*Exercise brief:* A verbatim copy of all the data is required; the pictures should not appear in it.
[[ Stored data open ]]
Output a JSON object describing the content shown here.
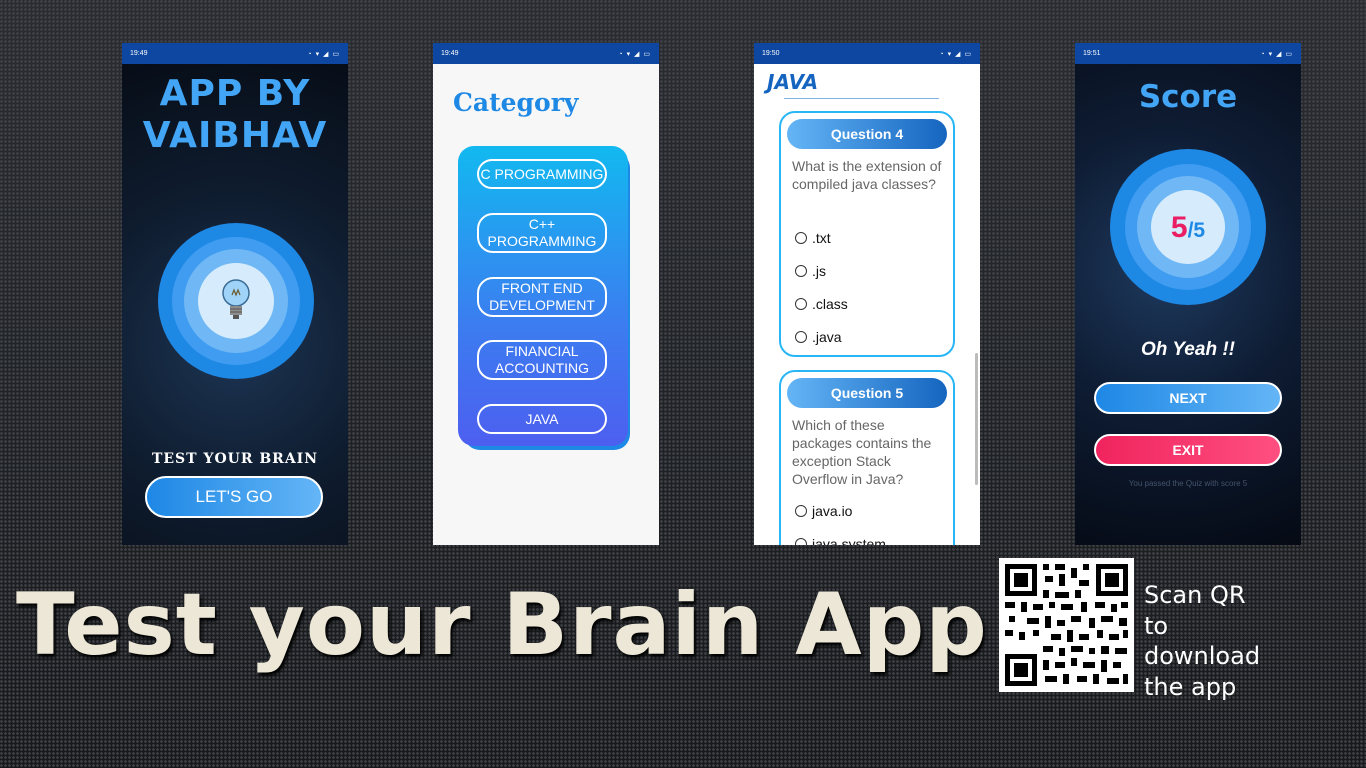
{
  "phone1": {
    "time": "19:49",
    "title_line1": "APP BY",
    "title_line2": "VAIBHAV",
    "tagline": "TEST YOUR BRAIN",
    "button": "LET'S GO",
    "icon": "lightbulb-icon"
  },
  "phone2": {
    "time": "19:49",
    "title": "Category",
    "categories": [
      "C PROGRAMMING",
      "C++ PROGRAMMING",
      "FRONT END DEVELOPMENT",
      "FINANCIAL ACCOUNTING",
      "JAVA"
    ]
  },
  "phone3": {
    "time": "19:50",
    "title": "JAVA",
    "questions": [
      {
        "label": "Question 4",
        "text": "What is the extension of compiled java classes?",
        "options": [
          ".txt",
          ".js",
          ".class",
          ".java"
        ]
      },
      {
        "label": "Question 5",
        "text": "Which of these packages contains the exception Stack Overflow in Java?",
        "options": [
          "java.io",
          "java.system"
        ]
      }
    ]
  },
  "phone4": {
    "time": "19:51",
    "title": "Score",
    "score": "5",
    "total": "/5",
    "message": "Oh Yeah !!",
    "next_button": "NEXT",
    "exit_button": "EXIT",
    "passed_text": "You passed the Quiz with score 5"
  },
  "headline": "Test your Brain App",
  "scan_text": "Scan QR to download the app",
  "colors": {
    "accent": "#42a5f5",
    "exit": "#f0245e",
    "score": "#e91e63"
  }
}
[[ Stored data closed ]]
*Response box:*
Output a JSON object describing the content shown here.
{
  "phone1": {
    "time": "19:49",
    "title_line1": "APP BY",
    "title_line2": "VAIBHAV",
    "tagline": "TEST YOUR BRAIN",
    "button": "LET'S GO",
    "icon": "lightbulb-icon"
  },
  "phone2": {
    "time": "19:49",
    "title": "Category",
    "categories": [
      "C PROGRAMMING",
      "C++ PROGRAMMING",
      "FRONT END DEVELOPMENT",
      "FINANCIAL ACCOUNTING",
      "JAVA"
    ]
  },
  "phone3": {
    "time": "19:50",
    "title": "JAVA",
    "questions": [
      {
        "label": "Question 4",
        "text": "What is the extension of compiled java classes?",
        "options": [
          ".txt",
          ".js",
          ".class",
          ".java"
        ]
      },
      {
        "label": "Question 5",
        "text": "Which of these packages contains the exception Stack Overflow in Java?",
        "options": [
          "java.io",
          "java.system"
        ]
      }
    ]
  },
  "phone4": {
    "time": "19:51",
    "title": "Score",
    "score": "5",
    "total": "/5",
    "message": "Oh Yeah !!",
    "next_button": "NEXT",
    "exit_button": "EXIT",
    "passed_text": "You passed the Quiz with score 5"
  },
  "headline": "Test your Brain App",
  "scan_text": "Scan QR to download the app",
  "colors": {
    "accent": "#42a5f5",
    "exit": "#f0245e",
    "score": "#e91e63"
  }
}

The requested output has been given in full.